Dissent from he Supreme Court decision came from more than one judge in the state.

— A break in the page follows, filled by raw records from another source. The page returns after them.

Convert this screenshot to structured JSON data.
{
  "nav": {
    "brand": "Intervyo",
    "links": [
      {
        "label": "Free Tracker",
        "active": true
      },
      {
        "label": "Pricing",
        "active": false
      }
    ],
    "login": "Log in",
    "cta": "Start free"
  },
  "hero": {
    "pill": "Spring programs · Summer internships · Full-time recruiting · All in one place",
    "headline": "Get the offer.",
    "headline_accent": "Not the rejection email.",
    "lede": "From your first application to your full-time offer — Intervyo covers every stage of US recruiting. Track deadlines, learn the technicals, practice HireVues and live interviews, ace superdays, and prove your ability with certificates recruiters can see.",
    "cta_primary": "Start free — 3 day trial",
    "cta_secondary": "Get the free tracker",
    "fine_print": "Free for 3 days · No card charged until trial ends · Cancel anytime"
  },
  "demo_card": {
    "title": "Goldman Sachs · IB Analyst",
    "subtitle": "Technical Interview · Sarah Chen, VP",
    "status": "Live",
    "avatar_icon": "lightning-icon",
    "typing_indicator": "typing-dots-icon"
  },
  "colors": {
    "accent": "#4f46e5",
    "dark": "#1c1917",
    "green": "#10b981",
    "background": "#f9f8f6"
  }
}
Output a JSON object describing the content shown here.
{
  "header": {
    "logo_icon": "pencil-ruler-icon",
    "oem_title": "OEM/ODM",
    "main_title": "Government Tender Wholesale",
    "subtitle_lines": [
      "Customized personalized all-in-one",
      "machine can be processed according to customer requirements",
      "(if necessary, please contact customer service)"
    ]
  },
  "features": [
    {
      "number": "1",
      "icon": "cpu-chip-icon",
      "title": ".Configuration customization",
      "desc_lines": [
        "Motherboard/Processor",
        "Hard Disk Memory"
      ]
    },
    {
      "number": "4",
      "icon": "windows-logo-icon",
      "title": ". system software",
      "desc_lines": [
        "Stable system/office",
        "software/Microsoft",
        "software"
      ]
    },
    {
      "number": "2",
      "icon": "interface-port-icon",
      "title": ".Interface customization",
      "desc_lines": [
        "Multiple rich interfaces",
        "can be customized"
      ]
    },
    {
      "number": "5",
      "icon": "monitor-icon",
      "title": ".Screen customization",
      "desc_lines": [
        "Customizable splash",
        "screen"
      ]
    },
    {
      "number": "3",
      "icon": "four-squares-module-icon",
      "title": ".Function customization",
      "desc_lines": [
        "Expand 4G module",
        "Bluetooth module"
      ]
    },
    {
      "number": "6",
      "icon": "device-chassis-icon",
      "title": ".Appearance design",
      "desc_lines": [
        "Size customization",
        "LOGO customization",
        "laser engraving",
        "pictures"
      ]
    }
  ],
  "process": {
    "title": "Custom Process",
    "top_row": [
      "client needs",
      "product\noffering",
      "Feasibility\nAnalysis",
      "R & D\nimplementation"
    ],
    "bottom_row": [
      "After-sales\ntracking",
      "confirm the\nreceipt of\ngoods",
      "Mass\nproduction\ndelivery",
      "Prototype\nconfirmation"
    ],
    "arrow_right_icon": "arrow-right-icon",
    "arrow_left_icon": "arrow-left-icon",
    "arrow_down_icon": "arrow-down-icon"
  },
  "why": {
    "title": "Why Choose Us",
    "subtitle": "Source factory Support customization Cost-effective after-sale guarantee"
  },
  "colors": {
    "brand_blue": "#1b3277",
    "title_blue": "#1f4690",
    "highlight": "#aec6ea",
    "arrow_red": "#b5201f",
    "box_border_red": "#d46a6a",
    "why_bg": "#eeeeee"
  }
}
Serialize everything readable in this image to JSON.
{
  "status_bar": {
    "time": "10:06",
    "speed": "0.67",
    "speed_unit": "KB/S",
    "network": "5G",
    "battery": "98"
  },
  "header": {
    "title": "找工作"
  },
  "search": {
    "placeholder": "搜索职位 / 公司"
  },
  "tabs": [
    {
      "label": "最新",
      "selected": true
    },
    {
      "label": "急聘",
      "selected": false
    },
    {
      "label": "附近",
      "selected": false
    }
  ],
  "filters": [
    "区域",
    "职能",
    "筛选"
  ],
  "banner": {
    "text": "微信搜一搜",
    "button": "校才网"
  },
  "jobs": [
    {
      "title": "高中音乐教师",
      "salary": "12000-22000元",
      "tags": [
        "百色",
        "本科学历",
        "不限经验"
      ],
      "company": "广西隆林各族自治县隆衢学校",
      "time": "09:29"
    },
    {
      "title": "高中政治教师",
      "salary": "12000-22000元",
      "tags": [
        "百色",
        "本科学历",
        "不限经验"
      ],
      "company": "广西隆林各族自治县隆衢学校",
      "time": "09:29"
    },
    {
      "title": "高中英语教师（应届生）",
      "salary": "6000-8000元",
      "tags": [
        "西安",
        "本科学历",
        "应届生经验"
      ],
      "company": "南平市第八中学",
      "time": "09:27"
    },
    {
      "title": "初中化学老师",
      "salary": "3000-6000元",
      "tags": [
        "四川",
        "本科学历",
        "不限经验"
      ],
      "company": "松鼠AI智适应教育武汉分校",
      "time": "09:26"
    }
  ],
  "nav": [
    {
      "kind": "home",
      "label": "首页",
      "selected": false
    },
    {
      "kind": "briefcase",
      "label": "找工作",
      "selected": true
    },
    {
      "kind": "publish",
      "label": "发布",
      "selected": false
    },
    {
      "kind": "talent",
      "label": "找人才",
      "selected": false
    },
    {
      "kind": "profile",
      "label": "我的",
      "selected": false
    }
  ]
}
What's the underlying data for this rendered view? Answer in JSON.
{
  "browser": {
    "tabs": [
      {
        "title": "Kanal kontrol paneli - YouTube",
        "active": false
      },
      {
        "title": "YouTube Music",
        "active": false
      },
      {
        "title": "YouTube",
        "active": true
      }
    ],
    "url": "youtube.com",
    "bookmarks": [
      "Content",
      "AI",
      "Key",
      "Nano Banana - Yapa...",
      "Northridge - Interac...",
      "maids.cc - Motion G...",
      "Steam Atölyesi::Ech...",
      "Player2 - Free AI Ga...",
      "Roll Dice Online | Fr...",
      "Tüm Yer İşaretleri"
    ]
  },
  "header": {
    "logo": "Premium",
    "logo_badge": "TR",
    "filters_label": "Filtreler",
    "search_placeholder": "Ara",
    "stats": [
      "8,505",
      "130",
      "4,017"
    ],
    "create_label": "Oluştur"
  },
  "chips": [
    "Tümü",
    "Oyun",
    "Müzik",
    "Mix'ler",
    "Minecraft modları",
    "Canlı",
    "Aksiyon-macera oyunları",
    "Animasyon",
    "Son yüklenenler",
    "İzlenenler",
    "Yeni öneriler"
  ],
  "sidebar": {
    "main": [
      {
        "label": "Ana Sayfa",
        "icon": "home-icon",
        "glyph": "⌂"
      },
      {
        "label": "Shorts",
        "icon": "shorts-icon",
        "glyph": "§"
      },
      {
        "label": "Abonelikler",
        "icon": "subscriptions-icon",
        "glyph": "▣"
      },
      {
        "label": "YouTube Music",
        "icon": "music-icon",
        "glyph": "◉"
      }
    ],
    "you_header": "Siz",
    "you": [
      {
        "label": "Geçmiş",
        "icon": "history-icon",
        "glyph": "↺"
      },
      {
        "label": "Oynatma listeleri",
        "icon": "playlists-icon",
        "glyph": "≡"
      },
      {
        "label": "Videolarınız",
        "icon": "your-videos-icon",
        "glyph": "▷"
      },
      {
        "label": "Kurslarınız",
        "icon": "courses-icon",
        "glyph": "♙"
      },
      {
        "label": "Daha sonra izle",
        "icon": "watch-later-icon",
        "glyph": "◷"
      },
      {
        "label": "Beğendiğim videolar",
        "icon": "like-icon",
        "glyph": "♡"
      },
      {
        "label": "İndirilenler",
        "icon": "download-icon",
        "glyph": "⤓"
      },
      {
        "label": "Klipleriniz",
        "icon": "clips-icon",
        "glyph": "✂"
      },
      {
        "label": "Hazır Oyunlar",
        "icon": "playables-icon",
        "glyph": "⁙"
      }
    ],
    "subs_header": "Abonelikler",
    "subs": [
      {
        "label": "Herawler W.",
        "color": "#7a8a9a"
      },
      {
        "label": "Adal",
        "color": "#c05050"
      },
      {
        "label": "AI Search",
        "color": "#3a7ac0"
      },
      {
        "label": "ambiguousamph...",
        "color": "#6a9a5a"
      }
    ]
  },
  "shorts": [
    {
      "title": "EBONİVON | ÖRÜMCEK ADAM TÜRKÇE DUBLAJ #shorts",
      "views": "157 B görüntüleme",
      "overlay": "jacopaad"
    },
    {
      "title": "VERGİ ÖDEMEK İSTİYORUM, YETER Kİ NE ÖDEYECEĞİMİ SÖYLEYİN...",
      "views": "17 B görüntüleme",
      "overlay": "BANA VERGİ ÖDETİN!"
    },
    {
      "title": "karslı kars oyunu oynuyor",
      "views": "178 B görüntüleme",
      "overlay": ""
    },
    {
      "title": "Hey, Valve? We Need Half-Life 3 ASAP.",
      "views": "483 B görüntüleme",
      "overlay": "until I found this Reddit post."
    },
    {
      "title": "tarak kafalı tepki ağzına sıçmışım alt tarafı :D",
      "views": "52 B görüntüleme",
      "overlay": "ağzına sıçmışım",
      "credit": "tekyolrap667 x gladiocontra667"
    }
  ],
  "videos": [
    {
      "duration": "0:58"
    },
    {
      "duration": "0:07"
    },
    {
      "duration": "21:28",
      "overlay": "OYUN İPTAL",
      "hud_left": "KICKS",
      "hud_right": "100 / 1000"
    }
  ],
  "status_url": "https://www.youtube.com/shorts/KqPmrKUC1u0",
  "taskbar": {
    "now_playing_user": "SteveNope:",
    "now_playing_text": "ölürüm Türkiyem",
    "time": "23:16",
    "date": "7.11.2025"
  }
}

In a rare depature from the top court’s rulings, Nebraska high court Judge William Connolly, who recently retired after 22 years on the bench, called the majority opinion a “tortuous statutory analysis” that leaves a father “feeling helpless to protect his children.”
“As a south central Nebraska sage I knew would often say, ‘It just ain’t right,’ ” Connolly added.